Nokia, however, today announced some significant changes to its manufacturing operations.Nokia intends to institute significant changes at factories in Komarom, Hungary, Reynosa, Mexico and Salo, Finland. The three factories will focus on smartphone product customization and the products at the locations will be sold in Europe and the Americas. Device assembly will be transferred to Nokia factories that are in Asia since that is where the vast majority of component suppliers are located.
"With the planned changes, our factories at Komarom, Reynosa and Salo will continue to play an important role serving our smartphone customers. They give us a unique ability to both provide customization and be more responsive to customer needs," said Niklas Savander, Nokia executive vice president, Markets.
The changes mean a significant decrease in manufacturing and the amount of work to be carried out at these three locations. Because of reduced output, Nokia will be getting rid of 4,000 employees between all three facilities. The layoffs are intended to be phased throughout the year and will be completed by the end of 2012.
Nokia also notes that it will offer a support program tailored to each location that will include monetary assistance and help finding another job locally.
"Shifting device assembly to Asia is targeted at improving our time to market.

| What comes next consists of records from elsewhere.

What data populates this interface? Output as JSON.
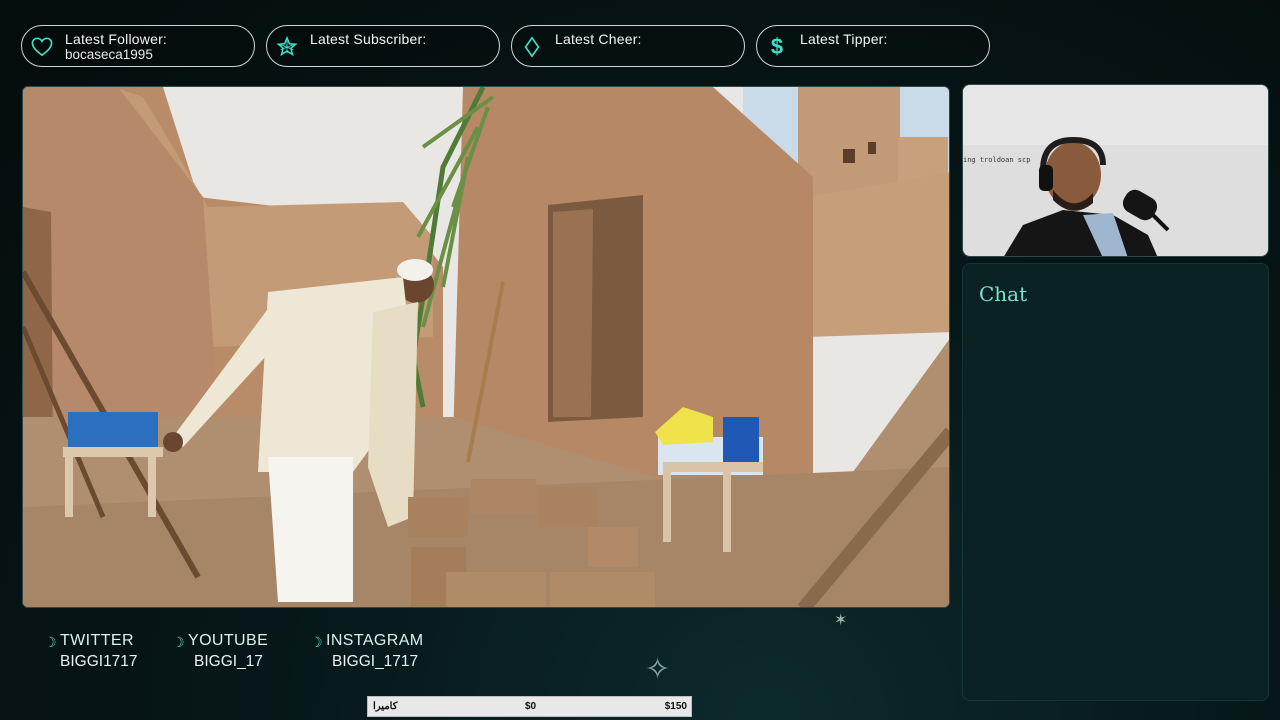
{
  "alerts": [
    {
      "icon": "heart-icon",
      "label": "Latest Follower:",
      "value": "bocaseca1995"
    },
    {
      "icon": "star-icon",
      "label": "Latest Subscriber:",
      "value": ""
    },
    {
      "icon": "diamond-icon",
      "label": "Latest Cheer:",
      "value": ""
    },
    {
      "icon": "dollar-icon",
      "label": "Latest Tipper:",
      "value": ""
    }
  ],
  "chat": {
    "title": "Chat"
  },
  "socials": [
    {
      "network": "TWITTER",
      "handle": "BIGGI1717"
    },
    {
      "network": "YOUTUBE",
      "handle": "BIGGI_17"
    },
    {
      "network": "INSTAGRAM",
      "handle": "BIGGI_1717"
    }
  ],
  "goal": {
    "label": "كاميرا",
    "current": "$0",
    "target": "$150",
    "progress": 0
  },
  "webcam": {
    "overlay_text": "ing troldoan scp"
  },
  "colors": {
    "accent": "#3fe0c4",
    "chat_title": "#7fe0d3",
    "panel": "#0b2223"
  }
}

By working more closely with our suppliers, we believe that we will be able to introduce innovations into the market more quickly and ultimately be more competitive," said Savander. "We recognize the planned changes are difficult for our employees and we are committed to supporting our personnel and their local communities during the transition."